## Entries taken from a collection
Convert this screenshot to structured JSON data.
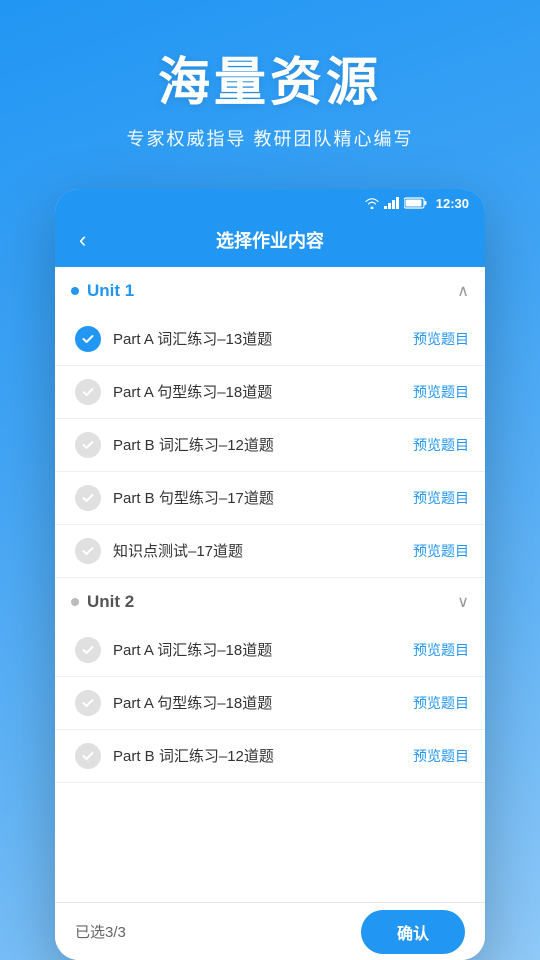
{
  "hero": {
    "title": "海量资源",
    "subtitle": "专家权威指导 教研团队精心编写"
  },
  "statusBar": {
    "time": "12:30"
  },
  "navBar": {
    "backLabel": "‹",
    "title": "选择作业内容"
  },
  "unit1": {
    "label": "Unit 1",
    "expanded": true,
    "chevron": "∧",
    "lessons": [
      {
        "text": "Part A 词汇练习–13道题",
        "checked": true,
        "preview": "预览题目"
      },
      {
        "text": "Part A 句型练习–18道题",
        "checked": false,
        "preview": "预览题目"
      },
      {
        "text": "Part B 词汇练习–12道题",
        "checked": false,
        "preview": "预览题目"
      },
      {
        "text": "Part B 句型练习–17道题",
        "checked": false,
        "preview": "预览题目"
      },
      {
        "text": "知识点测试–17道题",
        "checked": false,
        "preview": "预览题目"
      }
    ]
  },
  "unit2": {
    "label": "Unit 2",
    "expanded": false,
    "chevron": "∨",
    "lessons": [
      {
        "text": "Part A 词汇练习–18道题",
        "checked": false,
        "preview": "预览题目"
      },
      {
        "text": "Part A 句型练习–18道题",
        "checked": false,
        "preview": "预览题目"
      },
      {
        "text": "Part B 词汇练习–12道题",
        "checked": false,
        "preview": "预览题目"
      }
    ]
  },
  "bottomBar": {
    "selected": "已选3/3",
    "confirmLabel": "确认"
  },
  "colors": {
    "primary": "#2196f3",
    "checked": "#2196f3",
    "unchecked": "#e0e0e0",
    "previewLink": "#2196f3"
  }
}
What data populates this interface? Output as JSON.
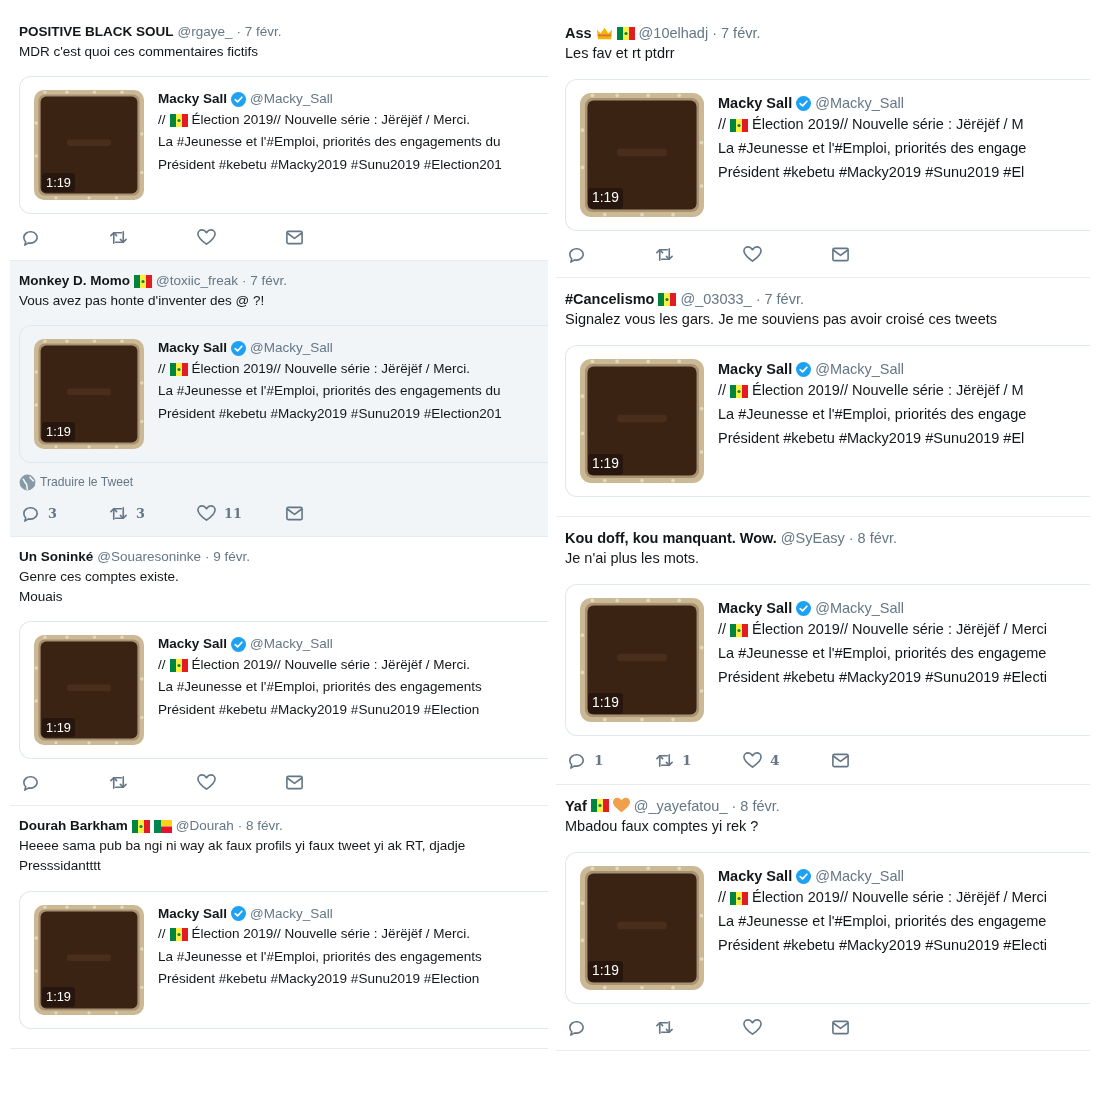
{
  "columns": [
    {
      "tweets": [
        {
          "name": "POSITIVE BLACK SOUL",
          "handle": "@rgaye_",
          "date": "· 7 févr.",
          "highlighted": false,
          "text_lines": [
            "MDR c'est quoi ces commentaires fictifs"
          ],
          "quote": {
            "name": "Macky Sall",
            "verified": true,
            "handle": "@Macky_Sall",
            "prefix": "//",
            "badge": {
              "kind": "flag-senegal"
            },
            "lines": [
              "Élection 2019// Nouvelle série : Jërëjëf / Merci.",
              "La #Jeunesse et l'#Emploi, priorités des engagements du",
              "Président #kebetu #Macky2019 #Sunu2019 #Election201"
            ],
            "duration": "1:19"
          },
          "actions": [
            {
              "kind": "reply"
            },
            {
              "kind": "retweet"
            },
            {
              "kind": "like"
            },
            {
              "kind": "message"
            }
          ]
        },
        {
          "name": "Monkey D. Momo",
          "badges": [
            {
              "kind": "flag-senegal"
            }
          ],
          "handle": "@toxiic_freak",
          "date": "· 7 févr.",
          "highlighted": true,
          "text_lines": [
            "Vous avez pas honte d'inventer des @ ?!"
          ],
          "quote": {
            "name": "Macky Sall",
            "verified": true,
            "handle": "@Macky_Sall",
            "prefix": "//",
            "badge": {
              "kind": "flag-senegal"
            },
            "lines": [
              "Élection 2019// Nouvelle série : Jërëjëf / Merci.",
              "La #Jeunesse et l'#Emploi, priorités des engagements du",
              "Président #kebetu #Macky2019 #Sunu2019 #Election201"
            ],
            "duration": "1:19"
          },
          "translate": "Traduire le Tweet",
          "actions": [
            {
              "kind": "reply",
              "count": "3"
            },
            {
              "kind": "retweet",
              "count": "3"
            },
            {
              "kind": "like",
              "count": "11"
            },
            {
              "kind": "message"
            }
          ]
        },
        {
          "name": "Un Soninké",
          "handle": "@Souaresoninke",
          "date": "· 9 févr.",
          "highlighted": false,
          "text_lines": [
            "Genre ces comptes existe.",
            "Mouais"
          ],
          "quote": {
            "name": "Macky Sall",
            "verified": true,
            "handle": "@Macky_Sall",
            "prefix": "//",
            "badge": {
              "kind": "flag-senegal"
            },
            "lines": [
              "Élection 2019// Nouvelle série : Jërëjëf / Merci.",
              "La #Jeunesse et l'#Emploi, priorités des engagements",
              "Président #kebetu #Macky2019 #Sunu2019 #Election"
            ],
            "duration": "1:19"
          },
          "actions": [
            {
              "kind": "reply"
            },
            {
              "kind": "retweet"
            },
            {
              "kind": "like"
            },
            {
              "kind": "message"
            }
          ]
        },
        {
          "name": "Dourah Barkham",
          "badges": [
            {
              "kind": "flag-senegal"
            },
            {
              "kind": "flag-benin"
            }
          ],
          "handle": "@Dourah",
          "date": "· 8 févr.",
          "highlighted": false,
          "text_lines": [
            "Heeee sama pub ba ngi ni way ak faux profils yi faux tweet yi ak RT, djadje",
            "Presssidantttt"
          ],
          "quote": {
            "name": "Macky Sall",
            "verified": true,
            "handle": "@Macky_Sall",
            "prefix": "//",
            "badge": {
              "kind": "flag-senegal"
            },
            "lines": [
              "Élection 2019// Nouvelle série : Jërëjëf / Merci.",
              "La #Jeunesse et l'#Emploi, priorités des engagements",
              "Président #kebetu #Macky2019 #Sunu2019 #Election"
            ],
            "duration": "1:19"
          }
        }
      ]
    },
    {
      "tweets": [
        {
          "name": "Ass",
          "badges": [
            {
              "kind": "crown"
            },
            {
              "kind": "flag-senegal"
            }
          ],
          "handle": "@10elhadj",
          "date": "· 7 févr.",
          "highlighted": false,
          "text_lines": [
            "Les fav et rt ptdrr"
          ],
          "quote": {
            "name": "Macky Sall",
            "verified": true,
            "handle": "@Macky_Sall",
            "prefix": "//",
            "badge": {
              "kind": "flag-senegal"
            },
            "lines": [
              "Élection 2019// Nouvelle série : Jërëjëf / M",
              "La #Jeunesse et l'#Emploi, priorités des engage",
              "Président #kebetu #Macky2019 #Sunu2019 #El"
            ],
            "duration": "1:19"
          },
          "actions": [
            {
              "kind": "reply"
            },
            {
              "kind": "retweet"
            },
            {
              "kind": "like"
            },
            {
              "kind": "message"
            }
          ]
        },
        {
          "name": "#Cancelismo",
          "badges": [
            {
              "kind": "flag-senegal"
            }
          ],
          "handle": "@_03033_",
          "date": "· 7 févr.",
          "highlighted": false,
          "text_lines": [
            "Signalez vous les gars. Je me souviens pas avoir croisé ces tweets"
          ],
          "quote": {
            "name": "Macky Sall",
            "verified": true,
            "handle": "@Macky_Sall",
            "prefix": "//",
            "badge": {
              "kind": "flag-senegal"
            },
            "lines": [
              "Élection 2019// Nouvelle série : Jërëjëf / M",
              "La #Jeunesse et l'#Emploi, priorités des engage",
              "Président #kebetu #Macky2019 #Sunu2019 #El"
            ],
            "duration": "1:19"
          }
        },
        {
          "name": "Kou doff, kou manquant. Wow.",
          "handle": "@SyEasy",
          "date": "· 8 févr.",
          "highlighted": false,
          "text_lines": [
            "Je n'ai plus les mots."
          ],
          "quote": {
            "name": "Macky Sall",
            "verified": true,
            "handle": "@Macky_Sall",
            "prefix": "//",
            "badge": {
              "kind": "flag-senegal"
            },
            "lines": [
              "Élection 2019// Nouvelle série : Jërëjëf / Merci",
              "La #Jeunesse et l'#Emploi, priorités des engageme",
              "Président #kebetu #Macky2019 #Sunu2019 #Electi"
            ],
            "duration": "1:19"
          },
          "actions": [
            {
              "kind": "reply",
              "count": "1"
            },
            {
              "kind": "retweet",
              "count": "1"
            },
            {
              "kind": "like",
              "count": "4"
            },
            {
              "kind": "message"
            }
          ]
        },
        {
          "name": "Yaf",
          "badges": [
            {
              "kind": "flag-senegal"
            },
            {
              "kind": "heart"
            }
          ],
          "handle": "@_yayefatou_",
          "date": "· 8 févr.",
          "highlighted": false,
          "text_lines": [
            "Mbadou faux comptes yi rek ?"
          ],
          "quote": {
            "name": "Macky Sall",
            "verified": true,
            "handle": "@Macky_Sall",
            "prefix": "//",
            "badge": {
              "kind": "flag-senegal"
            },
            "lines": [
              "Élection 2019// Nouvelle série : Jërëjëf / Merci",
              "La #Jeunesse et l'#Emploi, priorités des engageme",
              "Président #kebetu #Macky2019 #Sunu2019 #Electi"
            ],
            "duration": "1:19"
          },
          "actions": [
            {
              "kind": "reply"
            },
            {
              "kind": "retweet"
            },
            {
              "kind": "like"
            },
            {
              "kind": "message"
            }
          ]
        }
      ]
    }
  ]
}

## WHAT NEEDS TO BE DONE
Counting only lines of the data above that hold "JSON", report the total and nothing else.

## RESULT
2